**What to work on**: Please write out every entry below, word for word.

──────── Material provided

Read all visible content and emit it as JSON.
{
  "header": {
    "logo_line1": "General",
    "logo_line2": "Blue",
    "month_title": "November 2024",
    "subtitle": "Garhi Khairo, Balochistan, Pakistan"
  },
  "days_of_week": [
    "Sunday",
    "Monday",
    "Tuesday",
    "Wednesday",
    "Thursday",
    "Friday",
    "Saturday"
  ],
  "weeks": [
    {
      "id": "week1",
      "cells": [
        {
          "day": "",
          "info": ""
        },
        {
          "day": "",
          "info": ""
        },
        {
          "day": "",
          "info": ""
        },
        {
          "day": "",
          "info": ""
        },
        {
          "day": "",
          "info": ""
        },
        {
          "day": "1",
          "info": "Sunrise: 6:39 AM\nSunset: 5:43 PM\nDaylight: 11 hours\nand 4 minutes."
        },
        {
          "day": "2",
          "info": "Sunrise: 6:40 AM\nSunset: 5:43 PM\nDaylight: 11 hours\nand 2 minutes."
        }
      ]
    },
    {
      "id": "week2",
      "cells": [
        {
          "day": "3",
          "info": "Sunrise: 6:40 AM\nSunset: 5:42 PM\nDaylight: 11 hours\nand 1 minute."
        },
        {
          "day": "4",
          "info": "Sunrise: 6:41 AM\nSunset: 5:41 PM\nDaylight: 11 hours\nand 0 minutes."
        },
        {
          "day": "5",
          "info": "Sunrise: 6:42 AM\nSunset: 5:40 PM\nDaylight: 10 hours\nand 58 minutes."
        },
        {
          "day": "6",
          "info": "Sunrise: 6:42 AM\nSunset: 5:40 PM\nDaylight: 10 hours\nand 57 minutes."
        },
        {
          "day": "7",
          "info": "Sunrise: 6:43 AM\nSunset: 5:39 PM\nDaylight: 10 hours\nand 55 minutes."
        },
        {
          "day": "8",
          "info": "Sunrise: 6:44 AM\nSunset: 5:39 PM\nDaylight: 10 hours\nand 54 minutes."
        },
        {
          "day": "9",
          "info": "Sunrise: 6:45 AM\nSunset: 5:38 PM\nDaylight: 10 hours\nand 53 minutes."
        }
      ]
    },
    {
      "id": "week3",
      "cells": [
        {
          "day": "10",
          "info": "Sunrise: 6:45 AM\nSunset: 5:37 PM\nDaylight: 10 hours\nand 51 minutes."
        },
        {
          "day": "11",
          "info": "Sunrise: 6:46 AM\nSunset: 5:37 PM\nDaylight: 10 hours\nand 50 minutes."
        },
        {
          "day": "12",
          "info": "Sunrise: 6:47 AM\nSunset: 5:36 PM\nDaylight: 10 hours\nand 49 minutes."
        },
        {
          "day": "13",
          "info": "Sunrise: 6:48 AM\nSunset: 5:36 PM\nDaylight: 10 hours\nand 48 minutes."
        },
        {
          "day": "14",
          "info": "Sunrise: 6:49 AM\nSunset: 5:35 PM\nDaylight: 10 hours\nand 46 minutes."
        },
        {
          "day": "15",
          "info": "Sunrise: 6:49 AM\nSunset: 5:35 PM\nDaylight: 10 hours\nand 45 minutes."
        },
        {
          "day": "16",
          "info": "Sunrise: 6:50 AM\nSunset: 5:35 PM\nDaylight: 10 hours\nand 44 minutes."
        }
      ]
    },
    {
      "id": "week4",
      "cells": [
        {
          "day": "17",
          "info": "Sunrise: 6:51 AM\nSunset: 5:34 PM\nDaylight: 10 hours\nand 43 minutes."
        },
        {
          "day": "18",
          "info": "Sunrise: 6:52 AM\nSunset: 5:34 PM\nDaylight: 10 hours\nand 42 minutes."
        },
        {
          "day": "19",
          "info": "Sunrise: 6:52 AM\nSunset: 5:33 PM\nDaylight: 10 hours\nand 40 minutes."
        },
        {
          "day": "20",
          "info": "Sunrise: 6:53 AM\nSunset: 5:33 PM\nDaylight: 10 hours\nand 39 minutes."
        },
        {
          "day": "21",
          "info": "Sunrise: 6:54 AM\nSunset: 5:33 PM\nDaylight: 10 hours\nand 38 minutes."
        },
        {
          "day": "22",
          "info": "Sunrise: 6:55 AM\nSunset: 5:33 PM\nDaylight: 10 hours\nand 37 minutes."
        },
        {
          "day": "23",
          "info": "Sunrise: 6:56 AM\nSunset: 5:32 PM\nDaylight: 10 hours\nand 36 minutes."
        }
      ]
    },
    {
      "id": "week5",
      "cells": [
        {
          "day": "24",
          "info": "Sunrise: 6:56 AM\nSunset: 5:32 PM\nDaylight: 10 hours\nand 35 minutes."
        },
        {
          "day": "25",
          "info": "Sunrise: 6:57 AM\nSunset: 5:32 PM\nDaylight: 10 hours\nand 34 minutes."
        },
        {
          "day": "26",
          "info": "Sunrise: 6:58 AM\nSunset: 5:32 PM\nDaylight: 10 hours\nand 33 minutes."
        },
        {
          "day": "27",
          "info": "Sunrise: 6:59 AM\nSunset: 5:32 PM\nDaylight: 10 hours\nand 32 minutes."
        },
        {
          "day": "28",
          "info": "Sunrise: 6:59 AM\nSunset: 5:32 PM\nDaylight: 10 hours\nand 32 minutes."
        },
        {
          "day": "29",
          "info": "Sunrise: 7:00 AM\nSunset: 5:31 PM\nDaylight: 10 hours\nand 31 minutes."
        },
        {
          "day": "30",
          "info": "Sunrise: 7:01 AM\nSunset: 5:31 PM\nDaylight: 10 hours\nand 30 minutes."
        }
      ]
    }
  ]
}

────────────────

**Exercise response**:
Read all visible content and emit it as JSON.
{
  "header": {
    "logo_line1": "General",
    "logo_line2": "Blue",
    "month_title": "November 2024",
    "subtitle": "Garhi Khairo, Balochistan, Pakistan"
  },
  "days_of_week": [
    "Sunday",
    "Monday",
    "Tuesday",
    "Wednesday",
    "Thursday",
    "Friday",
    "Saturday"
  ],
  "weeks": [
    {
      "id": "week1",
      "cells": [
        {
          "day": "",
          "info": ""
        },
        {
          "day": "",
          "info": ""
        },
        {
          "day": "",
          "info": ""
        },
        {
          "day": "",
          "info": ""
        },
        {
          "day": "",
          "info": ""
        },
        {
          "day": "1",
          "info": "Sunrise: 6:39 AM\nSunset: 5:43 PM\nDaylight: 11 hours\nand 4 minutes."
        },
        {
          "day": "2",
          "info": "Sunrise: 6:40 AM\nSunset: 5:43 PM\nDaylight: 11 hours\nand 2 minutes."
        }
      ]
    },
    {
      "id": "week2",
      "cells": [
        {
          "day": "3",
          "info": "Sunrise: 6:40 AM\nSunset: 5:42 PM\nDaylight: 11 hours\nand 1 minute."
        },
        {
          "day": "4",
          "info": "Sunrise: 6:41 AM\nSunset: 5:41 PM\nDaylight: 11 hours\nand 0 minutes."
        },
        {
          "day": "5",
          "info": "Sunrise: 6:42 AM\nSunset: 5:40 PM\nDaylight: 10 hours\nand 58 minutes."
        },
        {
          "day": "6",
          "info": "Sunrise: 6:42 AM\nSunset: 5:40 PM\nDaylight: 10 hours\nand 57 minutes."
        },
        {
          "day": "7",
          "info": "Sunrise: 6:43 AM\nSunset: 5:39 PM\nDaylight: 10 hours\nand 55 minutes."
        },
        {
          "day": "8",
          "info": "Sunrise: 6:44 AM\nSunset: 5:39 PM\nDaylight: 10 hours\nand 54 minutes."
        },
        {
          "day": "9",
          "info": "Sunrise: 6:45 AM\nSunset: 5:38 PM\nDaylight: 10 hours\nand 53 minutes."
        }
      ]
    },
    {
      "id": "week3",
      "cells": [
        {
          "day": "10",
          "info": "Sunrise: 6:45 AM\nSunset: 5:37 PM\nDaylight: 10 hours\nand 51 minutes."
        },
        {
          "day": "11",
          "info": "Sunrise: 6:46 AM\nSunset: 5:37 PM\nDaylight: 10 hours\nand 50 minutes."
        },
        {
          "day": "12",
          "info": "Sunrise: 6:47 AM\nSunset: 5:36 PM\nDaylight: 10 hours\nand 49 minutes."
        },
        {
          "day": "13",
          "info": "Sunrise: 6:48 AM\nSunset: 5:36 PM\nDaylight: 10 hours\nand 48 minutes."
        },
        {
          "day": "14",
          "info": "Sunrise: 6:49 AM\nSunset: 5:35 PM\nDaylight: 10 hours\nand 46 minutes."
        },
        {
          "day": "15",
          "info": "Sunrise: 6:49 AM\nSunset: 5:35 PM\nDaylight: 10 hours\nand 45 minutes."
        },
        {
          "day": "16",
          "info": "Sunrise: 6:50 AM\nSunset: 5:35 PM\nDaylight: 10 hours\nand 44 minutes."
        }
      ]
    },
    {
      "id": "week4",
      "cells": [
        {
          "day": "17",
          "info": "Sunrise: 6:51 AM\nSunset: 5:34 PM\nDaylight: 10 hours\nand 43 minutes."
        },
        {
          "day": "18",
          "info": "Sunrise: 6:52 AM\nSunset: 5:34 PM\nDaylight: 10 hours\nand 42 minutes."
        },
        {
          "day": "19",
          "info": "Sunrise: 6:52 AM\nSunset: 5:33 PM\nDaylight: 10 hours\nand 40 minutes."
        },
        {
          "day": "20",
          "info": "Sunrise: 6:53 AM\nSunset: 5:33 PM\nDaylight: 10 hours\nand 39 minutes."
        },
        {
          "day": "21",
          "info": "Sunrise: 6:54 AM\nSunset: 5:33 PM\nDaylight: 10 hours\nand 38 minutes."
        },
        {
          "day": "22",
          "info": "Sunrise: 6:55 AM\nSunset: 5:33 PM\nDaylight: 10 hours\nand 37 minutes."
        },
        {
          "day": "23",
          "info": "Sunrise: 6:56 AM\nSunset: 5:32 PM\nDaylight: 10 hours\nand 36 minutes."
        }
      ]
    },
    {
      "id": "week5",
      "cells": [
        {
          "day": "24",
          "info": "Sunrise: 6:56 AM\nSunset: 5:32 PM\nDaylight: 10 hours\nand 35 minutes."
        },
        {
          "day": "25",
          "info": "Sunrise: 6:57 AM\nSunset: 5:32 PM\nDaylight: 10 hours\nand 34 minutes."
        },
        {
          "day": "26",
          "info": "Sunrise: 6:58 AM\nSunset: 5:32 PM\nDaylight: 10 hours\nand 33 minutes."
        },
        {
          "day": "27",
          "info": "Sunrise: 6:59 AM\nSunset: 5:32 PM\nDaylight: 10 hours\nand 32 minutes."
        },
        {
          "day": "28",
          "info": "Sunrise: 6:59 AM\nSunset: 5:32 PM\nDaylight: 10 hours\nand 32 minutes."
        },
        {
          "day": "29",
          "info": "Sunrise: 7:00 AM\nSunset: 5:31 PM\nDaylight: 10 hours\nand 31 minutes."
        },
        {
          "day": "30",
          "info": "Sunrise: 7:01 AM\nSunset: 5:31 PM\nDaylight: 10 hours\nand 30 minutes."
        }
      ]
    }
  ]
}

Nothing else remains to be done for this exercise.